Buying a Property with Tenant in Place but No Lease

4 Replies

I am closing on a property at the end of the month, and there is a tenant in there that has been there for 3 years. The original lease has since expired, and there was no written provision that the lease automatically becomes a month-to-month, so they are currently a tenant-at-will. They have been paying every month and are never late, but there just is nothing written. I am planning on flipping this home and not keeping it as a rental, and am getting it at a great price. The seller also does not want the tenant to know that they are selling it, so getting a new lease signed prior to closing is out of the question. Would you close on a property and then just give them a 60 day notice upon closing? 

@Mark Phillips

Hi Mark! 

Well to be clear, there wasn't a written extension of the lease (or provision made) but yes, you're right they are now a tenant -at -will.

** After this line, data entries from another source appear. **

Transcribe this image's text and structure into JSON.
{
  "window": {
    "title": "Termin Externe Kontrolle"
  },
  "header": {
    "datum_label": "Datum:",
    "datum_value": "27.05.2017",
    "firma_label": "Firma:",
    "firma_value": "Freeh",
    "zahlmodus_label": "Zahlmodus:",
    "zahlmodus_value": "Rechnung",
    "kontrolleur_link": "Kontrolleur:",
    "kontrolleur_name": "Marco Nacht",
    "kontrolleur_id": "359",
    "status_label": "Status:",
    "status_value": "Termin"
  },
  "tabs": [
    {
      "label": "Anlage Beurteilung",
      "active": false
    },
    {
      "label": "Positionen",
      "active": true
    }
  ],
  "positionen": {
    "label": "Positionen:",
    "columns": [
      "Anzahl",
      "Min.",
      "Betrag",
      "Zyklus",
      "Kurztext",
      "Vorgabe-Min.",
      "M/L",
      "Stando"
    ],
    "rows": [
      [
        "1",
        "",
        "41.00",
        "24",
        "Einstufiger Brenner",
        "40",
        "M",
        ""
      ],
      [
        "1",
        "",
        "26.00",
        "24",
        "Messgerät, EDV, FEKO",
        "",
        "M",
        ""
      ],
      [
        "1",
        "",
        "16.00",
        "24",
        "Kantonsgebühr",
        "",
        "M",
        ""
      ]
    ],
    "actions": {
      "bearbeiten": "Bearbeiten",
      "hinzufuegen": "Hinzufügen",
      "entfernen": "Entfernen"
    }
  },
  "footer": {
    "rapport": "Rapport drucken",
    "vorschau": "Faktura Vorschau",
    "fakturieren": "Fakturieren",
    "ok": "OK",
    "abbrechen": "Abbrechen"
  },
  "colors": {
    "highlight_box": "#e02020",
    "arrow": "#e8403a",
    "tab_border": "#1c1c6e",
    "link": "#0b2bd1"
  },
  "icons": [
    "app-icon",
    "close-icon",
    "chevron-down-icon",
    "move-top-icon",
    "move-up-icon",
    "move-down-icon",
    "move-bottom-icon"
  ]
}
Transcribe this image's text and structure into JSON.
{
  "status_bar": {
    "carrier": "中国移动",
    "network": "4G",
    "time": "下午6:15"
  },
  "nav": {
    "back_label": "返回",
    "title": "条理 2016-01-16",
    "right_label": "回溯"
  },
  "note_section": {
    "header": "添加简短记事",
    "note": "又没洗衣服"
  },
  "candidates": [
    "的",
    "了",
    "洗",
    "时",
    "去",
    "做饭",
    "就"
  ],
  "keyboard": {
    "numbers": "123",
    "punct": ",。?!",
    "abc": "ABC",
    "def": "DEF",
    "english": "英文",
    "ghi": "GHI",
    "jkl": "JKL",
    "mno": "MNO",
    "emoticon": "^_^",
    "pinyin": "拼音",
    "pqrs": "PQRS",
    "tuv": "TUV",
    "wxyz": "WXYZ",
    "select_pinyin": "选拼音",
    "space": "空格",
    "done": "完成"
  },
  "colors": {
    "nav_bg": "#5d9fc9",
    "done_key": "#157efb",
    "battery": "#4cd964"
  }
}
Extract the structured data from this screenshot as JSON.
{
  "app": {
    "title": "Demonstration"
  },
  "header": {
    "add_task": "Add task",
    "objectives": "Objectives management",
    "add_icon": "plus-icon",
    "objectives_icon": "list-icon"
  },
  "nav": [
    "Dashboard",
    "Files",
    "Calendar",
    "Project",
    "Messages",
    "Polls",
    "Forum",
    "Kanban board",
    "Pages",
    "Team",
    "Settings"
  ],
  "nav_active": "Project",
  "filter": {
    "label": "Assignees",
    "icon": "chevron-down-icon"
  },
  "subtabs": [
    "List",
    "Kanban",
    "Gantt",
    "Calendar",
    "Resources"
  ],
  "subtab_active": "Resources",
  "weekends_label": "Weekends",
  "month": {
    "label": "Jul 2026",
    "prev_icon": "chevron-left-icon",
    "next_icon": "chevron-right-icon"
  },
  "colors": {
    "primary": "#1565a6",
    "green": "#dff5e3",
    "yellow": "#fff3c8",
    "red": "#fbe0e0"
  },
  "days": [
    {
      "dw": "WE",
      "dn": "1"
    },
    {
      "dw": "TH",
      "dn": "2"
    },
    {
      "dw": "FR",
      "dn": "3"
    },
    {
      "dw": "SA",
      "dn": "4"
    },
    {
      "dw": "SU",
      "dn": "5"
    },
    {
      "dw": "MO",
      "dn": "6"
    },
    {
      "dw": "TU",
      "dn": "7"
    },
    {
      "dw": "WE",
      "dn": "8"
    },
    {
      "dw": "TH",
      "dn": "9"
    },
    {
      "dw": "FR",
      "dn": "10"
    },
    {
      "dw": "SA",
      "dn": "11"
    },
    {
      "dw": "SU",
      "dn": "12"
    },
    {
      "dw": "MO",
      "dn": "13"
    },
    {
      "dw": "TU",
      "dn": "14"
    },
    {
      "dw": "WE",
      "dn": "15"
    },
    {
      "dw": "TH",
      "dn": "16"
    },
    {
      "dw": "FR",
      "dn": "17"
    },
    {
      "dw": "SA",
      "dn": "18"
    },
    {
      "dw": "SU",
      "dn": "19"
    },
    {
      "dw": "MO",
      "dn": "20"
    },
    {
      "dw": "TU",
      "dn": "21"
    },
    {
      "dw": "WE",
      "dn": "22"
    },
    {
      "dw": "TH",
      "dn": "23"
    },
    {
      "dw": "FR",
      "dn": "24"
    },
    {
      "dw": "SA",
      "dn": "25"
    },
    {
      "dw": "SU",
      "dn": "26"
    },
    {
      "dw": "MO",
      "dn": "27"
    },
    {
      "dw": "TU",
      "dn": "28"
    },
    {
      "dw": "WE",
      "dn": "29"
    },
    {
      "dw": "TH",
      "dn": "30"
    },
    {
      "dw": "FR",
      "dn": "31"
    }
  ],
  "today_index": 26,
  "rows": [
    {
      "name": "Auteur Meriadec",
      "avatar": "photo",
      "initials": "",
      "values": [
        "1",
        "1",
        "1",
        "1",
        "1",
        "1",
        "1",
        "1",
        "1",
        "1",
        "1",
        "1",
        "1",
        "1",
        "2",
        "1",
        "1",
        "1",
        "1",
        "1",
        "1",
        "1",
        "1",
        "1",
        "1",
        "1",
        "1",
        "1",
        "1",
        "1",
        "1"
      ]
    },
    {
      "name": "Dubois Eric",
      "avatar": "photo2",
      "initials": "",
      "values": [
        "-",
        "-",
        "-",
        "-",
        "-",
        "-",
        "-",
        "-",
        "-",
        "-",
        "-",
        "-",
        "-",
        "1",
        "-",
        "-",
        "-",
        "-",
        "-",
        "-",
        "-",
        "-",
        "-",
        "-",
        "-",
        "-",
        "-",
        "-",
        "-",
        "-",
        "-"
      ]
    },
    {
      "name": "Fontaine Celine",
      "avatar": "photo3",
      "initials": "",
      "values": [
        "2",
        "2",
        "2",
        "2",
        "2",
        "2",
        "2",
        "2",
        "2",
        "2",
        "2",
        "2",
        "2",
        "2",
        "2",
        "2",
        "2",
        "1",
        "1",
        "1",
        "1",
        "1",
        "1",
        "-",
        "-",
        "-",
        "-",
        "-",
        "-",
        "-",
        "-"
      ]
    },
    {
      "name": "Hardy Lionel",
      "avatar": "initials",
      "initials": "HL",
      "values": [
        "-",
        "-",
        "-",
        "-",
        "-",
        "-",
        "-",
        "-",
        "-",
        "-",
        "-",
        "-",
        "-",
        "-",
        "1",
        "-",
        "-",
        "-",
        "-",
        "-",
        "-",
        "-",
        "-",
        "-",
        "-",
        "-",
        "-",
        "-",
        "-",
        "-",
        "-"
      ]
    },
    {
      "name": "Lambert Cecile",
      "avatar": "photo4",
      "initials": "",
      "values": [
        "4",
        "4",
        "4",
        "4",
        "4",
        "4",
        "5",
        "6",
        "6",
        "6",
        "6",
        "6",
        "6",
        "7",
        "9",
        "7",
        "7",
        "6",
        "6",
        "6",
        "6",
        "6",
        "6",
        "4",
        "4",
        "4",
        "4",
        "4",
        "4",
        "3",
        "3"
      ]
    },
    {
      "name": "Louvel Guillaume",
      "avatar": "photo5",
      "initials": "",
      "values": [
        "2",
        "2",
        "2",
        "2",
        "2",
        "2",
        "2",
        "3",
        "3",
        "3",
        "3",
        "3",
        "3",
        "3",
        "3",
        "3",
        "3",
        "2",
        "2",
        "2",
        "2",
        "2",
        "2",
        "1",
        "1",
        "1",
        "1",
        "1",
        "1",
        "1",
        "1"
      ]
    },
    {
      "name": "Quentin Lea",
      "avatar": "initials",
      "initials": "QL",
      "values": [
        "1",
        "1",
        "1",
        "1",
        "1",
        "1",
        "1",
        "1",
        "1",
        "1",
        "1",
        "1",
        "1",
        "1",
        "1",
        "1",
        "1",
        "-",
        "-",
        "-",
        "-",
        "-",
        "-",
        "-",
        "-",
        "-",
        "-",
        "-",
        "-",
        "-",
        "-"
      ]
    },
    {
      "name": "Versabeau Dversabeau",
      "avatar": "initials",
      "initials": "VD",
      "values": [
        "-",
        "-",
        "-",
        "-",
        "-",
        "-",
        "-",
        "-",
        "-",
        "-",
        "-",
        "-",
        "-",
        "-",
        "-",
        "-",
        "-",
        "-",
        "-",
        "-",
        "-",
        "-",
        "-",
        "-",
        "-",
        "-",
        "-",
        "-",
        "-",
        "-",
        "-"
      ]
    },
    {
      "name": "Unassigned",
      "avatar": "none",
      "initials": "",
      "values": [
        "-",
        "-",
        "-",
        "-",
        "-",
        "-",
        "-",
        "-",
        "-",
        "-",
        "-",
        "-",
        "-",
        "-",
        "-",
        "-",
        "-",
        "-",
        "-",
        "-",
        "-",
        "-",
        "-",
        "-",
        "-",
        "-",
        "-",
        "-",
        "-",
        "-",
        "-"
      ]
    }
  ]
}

It's great they are never late on payments, and have simply remained making on time payments over this period. 

It's going to come down to a few things here, what you're legally bound to do, what is the right thing to do, and what you're most comfortable with. 

I would have concerns as to why the current owner isn't' wanting to disclose this fact to the renters. It would seem obvious that they want to have rent coming in all this time (until selling) but it's not ideal maybe to go about it that way and not let people/persons who have made on time payments each month in the dark about needing to find a new home soon- they may scramble too to find a way to drag it out (see below).

The legalities of this seem muddy too because technically without the specification of month to month provisions in the original term of the contract, it seems like the original terms of the contact would still apply and in GA (just based on where your bio said you're from!) that would include (possibly if stated in original contract) first right of refusal. 

Meaning some of the items clearly outlined in the original lease contract do still apply, even for a tenancy- at- will. I.e. monthly rental amount set at X amount over three years ago has stayed as an unwritten, yet mutually agreed upon by both parties term of the contract by both parties as without, these tenants would not have been paying ang a tenancy at sufferance situation would be transpiring. 

My point is that the the current tenants may or may not have first right of refusal, however if written in their original contract technically it could be legally binding, and it could end up in court. (long shot I realize, yet not entirely out of the realm of possibilities) 

It seems maybe not in your best interest to not speak with the seller and ask why they don't desire to disclose this information and at the very least, ask to see the original lease agreement. 

Personally, I would consider asking them to move prior to closing and offer cash for keys- two months rent is going to be cheaper than holding costs in most cases (especially if financing deal), and by having this in writing (after the evidence of first rights not applying) I would feel better about avoiding the very idea of moving into a tenancy at suffrage situation. Plus, you've given them two months rent (security deposit and first month for new place) and can get into rehab sooner!

Post purchase, 60 days in writing to vacate the property is what is common place for terms in most cases- but again, seeing the original contract would let you know for sure. 

Hope this helps!

I would basically just close on the property, go knock on the door and say hey, I’m the new owner, we’re planning on doing a renovation and re-selling it, how soon can you move out? And then work with them to get about amicably, rather than evicting them, If you can. Depending on the kind of tenant, if they pay their bill every month then they should move out as long as you give them a reasonable amount of time to move out.